Can anybody explain me what effect these two instructions cause in the assembly code generated by gcc for x86 machines:
push %ebp movl %esp, %ebp
unwind's explanation is the literal truth (one minor directional error notwithstanding), but doesn't explain why.
This generates the following assembler.
Now to explain that prologue code (all the stuff before
Now your function is ready for business. Any references with a negative offset from the
The final point of interest is the
It's typical code that you see at the beginning of a function.
It saves the contents of the EBP register on the stack, and then stores the content of the current stack pointer in EBP.
The stack is used during a function call to store local arguments. But in the function, the stack pointer may change because values are stored on the stack.
If you save the original value of the stack, you can refer to the stored arguments via the EBP register, while you can still use (add values to) the stack.
At the end of the function you will probably see the command
This will push the 32 bit (extended) base pointer register on the stack, i.e. the stack pointer (%esp) is subtracted by four, then the value of %ebp is copied to the location that the stack pointer points to.
This copies the stack pointer register to the base pointer register.
The purpose of copying the stack pointer to the base pointer is to create a stack frame, i.e. an area on the stack where a subroutine can store local data. The code in the subroutine would use the base pointer to reference the data.
It's part of what is known as the function prolog.

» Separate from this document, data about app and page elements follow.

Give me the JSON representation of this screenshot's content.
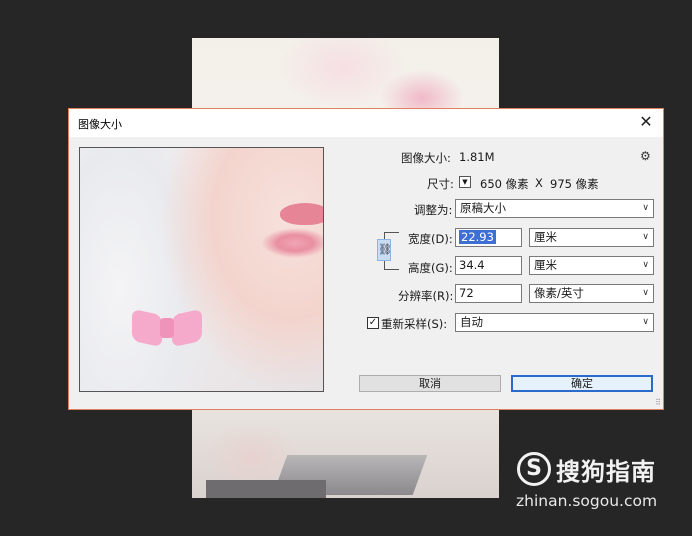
{
  "dialog": {
    "title": "图像大小",
    "close_glyph": "✕",
    "image_size_label": "图像大小:",
    "image_size_value": "1.81M",
    "dimensions_label": "尺寸:",
    "dimensions_width": "650 像素",
    "dimensions_x": "X",
    "dimensions_height": "975 像素",
    "fit_to_label": "调整为:",
    "fit_to_value": "原稿大小",
    "width_label": "宽度(D):",
    "width_value": "22.93",
    "width_unit": "厘米",
    "height_label": "高度(G):",
    "height_value": "34.4",
    "height_unit": "厘米",
    "resolution_label": "分辨率(R):",
    "resolution_value": "72",
    "resolution_unit": "像素/英寸",
    "resample_label": "重新采样(S):",
    "resample_checked": true,
    "resample_value": "自动",
    "cancel_label": "取消",
    "ok_label": "确定",
    "icons": {
      "gear": "gear-icon",
      "dropdown": "chevron-down-icon",
      "link": "link-icon",
      "close": "close-icon"
    }
  },
  "watermark": {
    "logo_letter": "S",
    "name": "搜狗指南",
    "url": "zhinan.sogou.com"
  },
  "colors": {
    "background": "#262626",
    "dialog_border": "#e0805f",
    "selection": "#3e6fd4",
    "primary_border": "#2a6acb"
  }
}
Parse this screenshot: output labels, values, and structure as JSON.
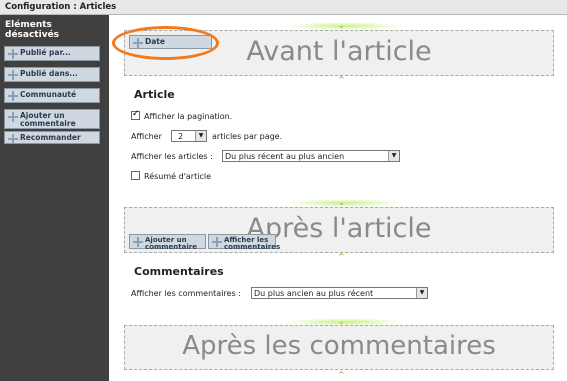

It saves the current base pointer that is going to be retrieved when the function ends and sets the new ebp to the beginning of the new frame.